As the Tri-Nations siege of South Africa commences, Greg Smith has his own theory why it is easier for touring teams to win on Springbok rather than New Zealand territory.
Greg Smith writes for Sportingo that home advantage in South Africa within the Tri-Nations isn’t the same as in New Zealand – and five out of eight wins on tour in South Africa for the All Blacks proves that. South Africa isn’t a rugby fortress like New Zealand. Attitude, hospitality, weather and facilities make it an infinitely more hospitable and hopeful place for victory on the road.
Allegations that South Africa is the hardest road trip in rugby union are unfounded – and I’ll argue that at this point in time in the Tri-Nations, the Springboks are the ones under the cosh and that New Zealand will always be the hardest place to tour.
Argentina, Australia and New Zealand in succession are like a hurricane, a tsunami and an earthquake battering into the Boks. A triple whammy! I honestly don’t think the Springboks are going to withstand this unrelenting attack and I doubt any team in world rugby could.
Imagine this trio descending on Ireland, Wales, England or France. Yip, you’re right – havoc!
It’s really a sort of gang warfare. A dingo pack hunting down an oversized prey, and home advantage isn’t going to save the Boks.
As I said, home advantage isn’t a big deal here in South Africa. There is none of this icy New Zealand weather, the training grounds aren’t inadequate like in New Zealand and all round, if you ask players touring the ‘Rugby Republic’, the place is a breeze compared to Ireland, Wales or France.
OK, you don’t have home fans but that’s not the be and end all of rugby, is it? South Africa have performed in front of the most hostile crowds in rugby union in New Zealand (remember 1981?) and the House of Pain, while having to contend with equally shocking weather and accommodation, along with training facilities from the dark ages.
I’ll argue that most teams within international rugby will be more hopeful of victory in South Africa than in New Zealand, regardless of the relative strengths of the home teams. So South African home advantage means little or at least less than New Zealand home advantage.

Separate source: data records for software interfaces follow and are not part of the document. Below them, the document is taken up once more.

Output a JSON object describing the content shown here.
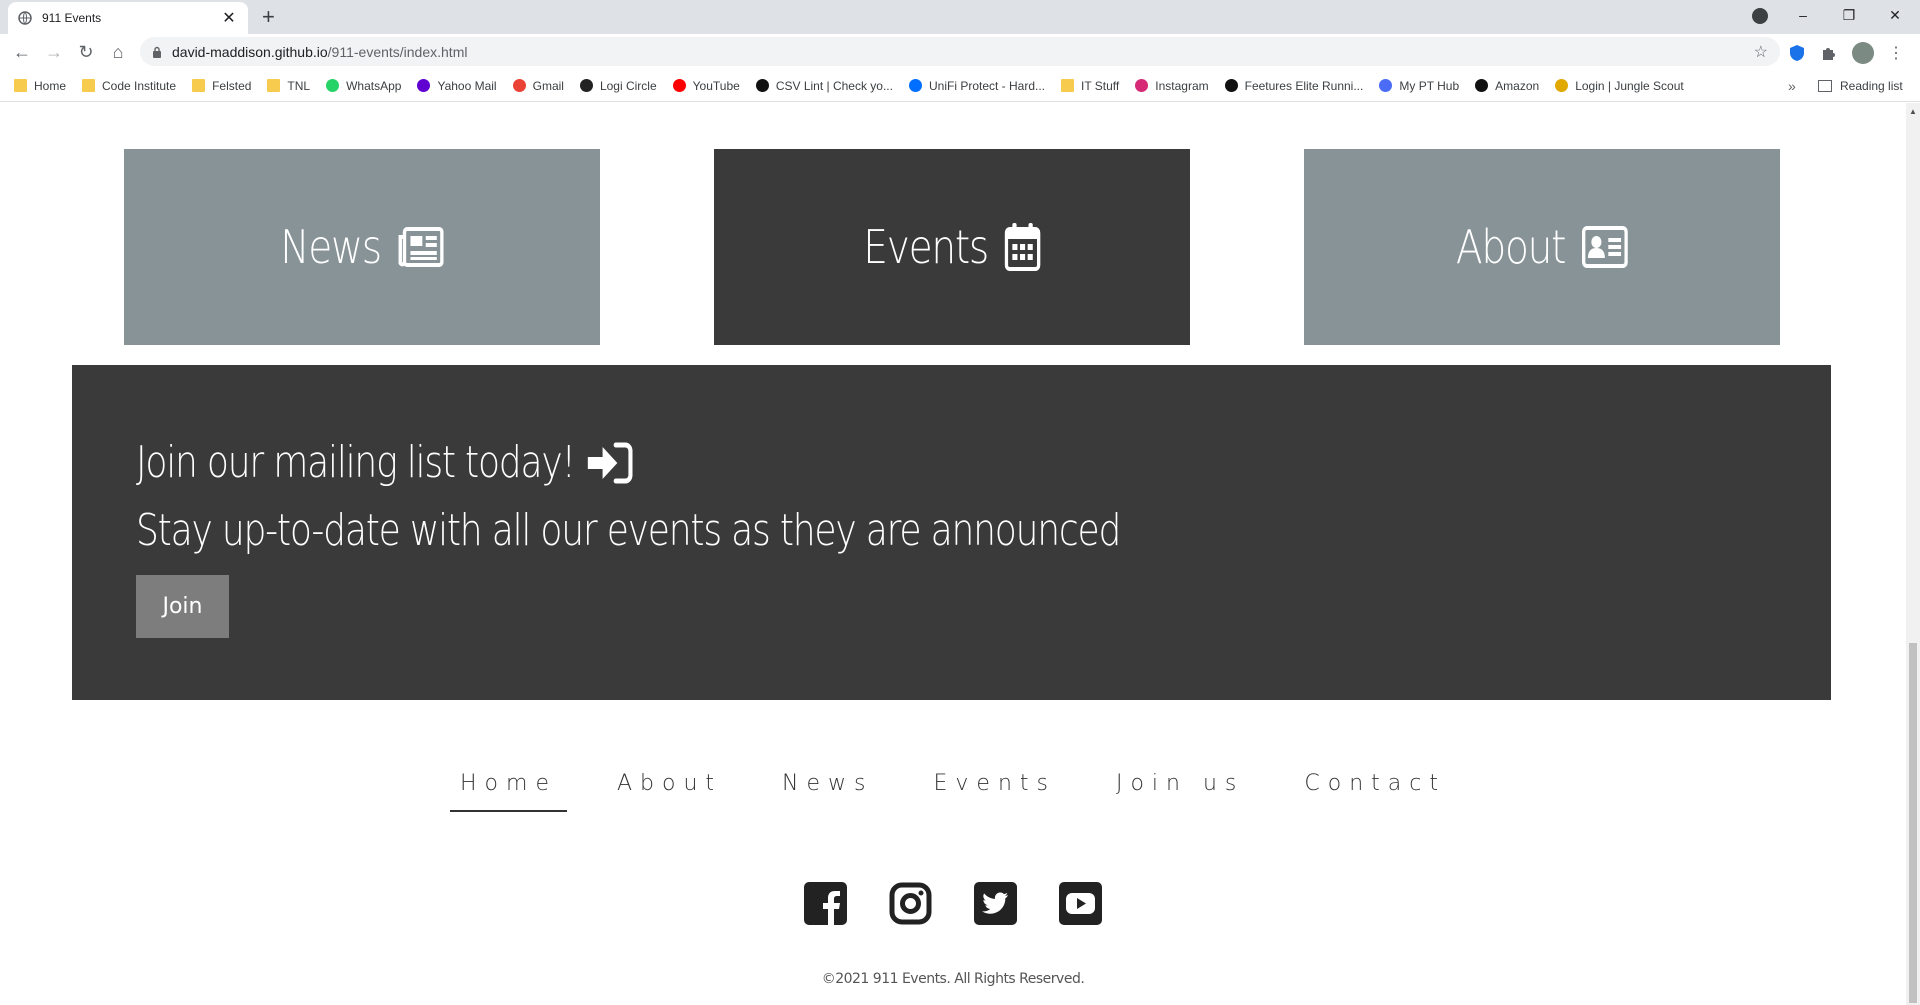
{
  "browser": {
    "tab_title": "911 Events",
    "url_host": "david-maddison.github.io",
    "url_path": "/911-events/index.html",
    "bookmarks": [
      {
        "label": "Home",
        "icon": "folder-icon"
      },
      {
        "label": "Code Institute",
        "icon": "folder-icon"
      },
      {
        "label": "Felsted",
        "icon": "folder-icon"
      },
      {
        "label": "TNL",
        "icon": "folder-icon"
      },
      {
        "label": "WhatsApp",
        "icon": "whatsapp-icon"
      },
      {
        "label": "Yahoo Mail",
        "icon": "yahoo-mail-icon"
      },
      {
        "label": "Gmail",
        "icon": "gmail-icon"
      },
      {
        "label": "Logi Circle",
        "icon": "logi-circle-icon"
      },
      {
        "label": "YouTube",
        "icon": "youtube-icon"
      },
      {
        "label": "CSV Lint | Check yo...",
        "icon": "csv-lint-icon"
      },
      {
        "label": "UniFi Protect - Hard...",
        "icon": "unifi-icon"
      },
      {
        "label": "IT Stuff",
        "icon": "folder-icon"
      },
      {
        "label": "Instagram",
        "icon": "instagram-icon"
      },
      {
        "label": "Feetures Elite Runni...",
        "icon": "feetures-icon"
      },
      {
        "label": "My PT Hub",
        "icon": "pt-hub-icon"
      },
      {
        "label": "Amazon",
        "icon": "amazon-icon"
      },
      {
        "label": "Login | Jungle Scout",
        "icon": "jungle-scout-icon"
      }
    ],
    "more_label": "»",
    "reading_list_label": "Reading list"
  },
  "tiles": [
    {
      "label": "News",
      "icon": "newspaper-icon",
      "color": "#879397"
    },
    {
      "label": "Events",
      "icon": "calendar-icon",
      "color": "#3a3a3a"
    },
    {
      "label": "About",
      "icon": "id-card-icon",
      "color": "#879397"
    }
  ],
  "mailing": {
    "heading": "Join our mailing list today!",
    "subheading": "Stay up-to-date with all our events as they are announced",
    "button_label": "Join"
  },
  "footer_nav": {
    "items": [
      "Home",
      "About",
      "News",
      "Events",
      "Join us",
      "Contact"
    ],
    "active": "Home"
  },
  "socials": [
    "facebook-icon",
    "instagram-icon",
    "twitter-icon",
    "youtube-icon"
  ],
  "copyright": "©2021 911 Events. All Rights Reserved."
}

New Zealand is the rugby fortress. The referees, the hostile crowds, the shocking weather and the remote location of the place conspire against the most valiant challengers.
Look at the statistics and you’ll see South Africa are the world champions of hospitality and all this talk of home advantage is overhyped nonsense. South Africans have a welcoming attitude to teams from around the world – ask the Welsh, the Irish, the French, the English or any team that tours here.
It’s an African-style hospitality foreign to New Zealanders, who mistakenly transpose their hooliganism and poor behaviour onto South Africans. Teams touring here don’t suffer the same overbearing suppression on and off the field, which is typically Kiwi.Tweet